Please note: First Union Lending does not work with non-profit organizations at this time. 

  • A business that, together with affiliates, has more than 500 employees and is assigned a NAICS code beginning with:
    • 61 Educational Services;  
    • 71 Arts, Entertainment and Recreation; 
    • 72 Accommodation and Food Services;  
    • 213 Support Activities for Mining; Industry group;  
    • 3121 Beverage manufacturers;  
    • 315 Apparel Manufacturing;  
    • 448 Clothing and Clothing Accessories Stores;  
    • 451 Sporting Good, Hobby, Book and Music Stores;  
    • 481 Air Transportation;  
    • 485 Transit and Ground Passenger Transportation;  
    • 487 Scenic and Sightseeing Transportation;  
    • 511 Publishing Industries (except Internet);  
    • 512 Motion Picture and Sound Recording Industries;  
    • 515 Broadcasting (except Internet);  
    • 532 Rental and Leasing Services; and  
    • 812 Personal and Laundry Services
  • employs not more than 500 employees per physical location and has no more than 20 locations (including the number of sites your affiliates have, if any). 

The funds have been exhausted and are no longer available at this time – only those who acquired the EIDL loan can request an increase, but lenders are currently not accepting new applications. 

Use of EIDL Loans

Even when disasters hit, the bills do not stop. Businesses owners who have acquired funds from EIDL loans use the working capital to fund normal business operations. Business operations include running payroll, purchasing equipment, paying off debt, and necessary repair. In September, significant enhancements to the EIDL allowed businesses to prepay commercial debt and make payments on federal business debt. 
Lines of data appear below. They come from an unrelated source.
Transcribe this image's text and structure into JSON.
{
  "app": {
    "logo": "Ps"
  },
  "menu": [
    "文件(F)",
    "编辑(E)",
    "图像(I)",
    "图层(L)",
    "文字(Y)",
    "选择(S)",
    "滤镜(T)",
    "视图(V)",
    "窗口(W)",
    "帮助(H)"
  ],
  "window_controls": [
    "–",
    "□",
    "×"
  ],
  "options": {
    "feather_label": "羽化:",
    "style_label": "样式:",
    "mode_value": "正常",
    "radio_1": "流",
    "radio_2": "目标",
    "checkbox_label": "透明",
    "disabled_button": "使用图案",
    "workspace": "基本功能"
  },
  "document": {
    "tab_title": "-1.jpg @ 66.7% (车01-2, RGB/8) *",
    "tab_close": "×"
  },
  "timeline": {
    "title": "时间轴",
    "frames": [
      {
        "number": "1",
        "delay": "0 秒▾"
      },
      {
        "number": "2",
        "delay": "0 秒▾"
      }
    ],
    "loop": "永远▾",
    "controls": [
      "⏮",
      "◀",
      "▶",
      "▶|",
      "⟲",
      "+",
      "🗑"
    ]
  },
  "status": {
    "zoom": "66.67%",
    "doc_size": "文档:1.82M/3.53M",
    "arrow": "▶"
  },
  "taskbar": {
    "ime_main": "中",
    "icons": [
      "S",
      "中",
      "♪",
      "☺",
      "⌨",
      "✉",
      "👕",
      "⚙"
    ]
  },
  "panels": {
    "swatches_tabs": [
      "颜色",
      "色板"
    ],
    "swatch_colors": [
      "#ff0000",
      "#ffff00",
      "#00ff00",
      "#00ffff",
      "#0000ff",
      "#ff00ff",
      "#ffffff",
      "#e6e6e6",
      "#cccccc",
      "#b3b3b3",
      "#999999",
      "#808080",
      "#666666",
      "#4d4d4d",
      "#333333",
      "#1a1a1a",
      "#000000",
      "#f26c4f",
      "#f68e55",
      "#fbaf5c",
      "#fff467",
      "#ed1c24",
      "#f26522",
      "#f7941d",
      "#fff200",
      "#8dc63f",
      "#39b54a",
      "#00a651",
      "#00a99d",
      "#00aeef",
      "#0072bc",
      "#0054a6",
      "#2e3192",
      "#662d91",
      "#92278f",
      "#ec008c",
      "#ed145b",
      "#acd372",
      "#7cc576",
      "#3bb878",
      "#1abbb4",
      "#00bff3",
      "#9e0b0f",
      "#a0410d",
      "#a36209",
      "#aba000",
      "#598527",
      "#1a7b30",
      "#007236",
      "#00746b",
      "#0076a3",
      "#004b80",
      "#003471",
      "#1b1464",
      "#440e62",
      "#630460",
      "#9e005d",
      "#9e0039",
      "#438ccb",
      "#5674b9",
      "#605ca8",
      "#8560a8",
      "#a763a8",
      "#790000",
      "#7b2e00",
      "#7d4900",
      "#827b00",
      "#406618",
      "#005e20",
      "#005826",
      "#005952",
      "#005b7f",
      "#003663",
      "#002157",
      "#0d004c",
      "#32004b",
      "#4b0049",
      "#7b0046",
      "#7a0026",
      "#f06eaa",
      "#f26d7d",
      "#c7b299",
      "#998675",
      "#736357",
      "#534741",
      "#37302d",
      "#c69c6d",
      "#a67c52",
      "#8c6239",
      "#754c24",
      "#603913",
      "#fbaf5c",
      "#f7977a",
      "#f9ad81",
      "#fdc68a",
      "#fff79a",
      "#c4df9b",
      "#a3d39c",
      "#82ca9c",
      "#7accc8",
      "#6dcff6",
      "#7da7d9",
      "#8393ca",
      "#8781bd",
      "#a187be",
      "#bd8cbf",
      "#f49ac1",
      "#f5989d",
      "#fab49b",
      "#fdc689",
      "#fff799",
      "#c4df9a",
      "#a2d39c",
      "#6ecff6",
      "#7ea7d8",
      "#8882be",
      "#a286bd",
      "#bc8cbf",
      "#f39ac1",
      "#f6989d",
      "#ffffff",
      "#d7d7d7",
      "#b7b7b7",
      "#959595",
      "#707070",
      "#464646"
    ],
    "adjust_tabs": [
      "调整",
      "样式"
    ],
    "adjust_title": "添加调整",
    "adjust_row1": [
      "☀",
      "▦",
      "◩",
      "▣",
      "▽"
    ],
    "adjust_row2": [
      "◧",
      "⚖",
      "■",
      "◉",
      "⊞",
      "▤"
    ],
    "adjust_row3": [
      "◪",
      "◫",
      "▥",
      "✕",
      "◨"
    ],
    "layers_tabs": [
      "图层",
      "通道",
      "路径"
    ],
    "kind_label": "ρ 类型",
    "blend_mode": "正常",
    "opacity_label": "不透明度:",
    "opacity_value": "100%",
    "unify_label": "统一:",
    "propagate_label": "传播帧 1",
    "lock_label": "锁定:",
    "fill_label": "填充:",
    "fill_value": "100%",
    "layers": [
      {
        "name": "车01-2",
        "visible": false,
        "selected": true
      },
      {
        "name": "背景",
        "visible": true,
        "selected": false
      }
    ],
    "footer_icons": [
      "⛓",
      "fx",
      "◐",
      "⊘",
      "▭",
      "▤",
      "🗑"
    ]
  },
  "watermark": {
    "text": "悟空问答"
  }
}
Denied an EIDL Loan?

Though the SBA created the program to provide funding to almost any business, businesses may reject some for many reasons. One main reason for rejection is running an ineligible business; the SBA often does not align with companies that conduct the following activities:

  • Illegal activities
  • Loan packaging
  • Multi-level sales distribution
  • Gambling
  • Investment or lending
  • Speculation

If your business participates in these activities and you recently inquired about an SBA EIDL loan, you more than likely do not qualify. The SBA will also reject your request for EIDL funding if your credit score does not meet their requirements or if any provided information isn’t verifiable. You can also receive a denial if the business owner is not a U.S. citizen or legal resident, or if your business has not experienced an economic injury. 

If you received a denial, you have until December 31, 2021, to file for reconsideration with the SBA directly. This allows six months from the date of decline for reconsideration and 30 days forms the date of reconsideration decline for appeals – unless funds are no longer available. 

If you recognize you missed a deadline, do not fret – online lenders like First Union Lending are available to help provide you with alternative loan options when the times get tough. Several loan options are available for many small businesses needing working capital to maintain operations. 

First Union Lending is here to help!

We want to see your small business thrive. Our loan programs are designed to help you achieve your goals. We provide fast and flexible loans – Call today to see how we can help you! If you recently experienced an EIDL rejection, we will find you an alternative loan to help your business.

See your loan options

Only U.S.-Based Businesses are Eligible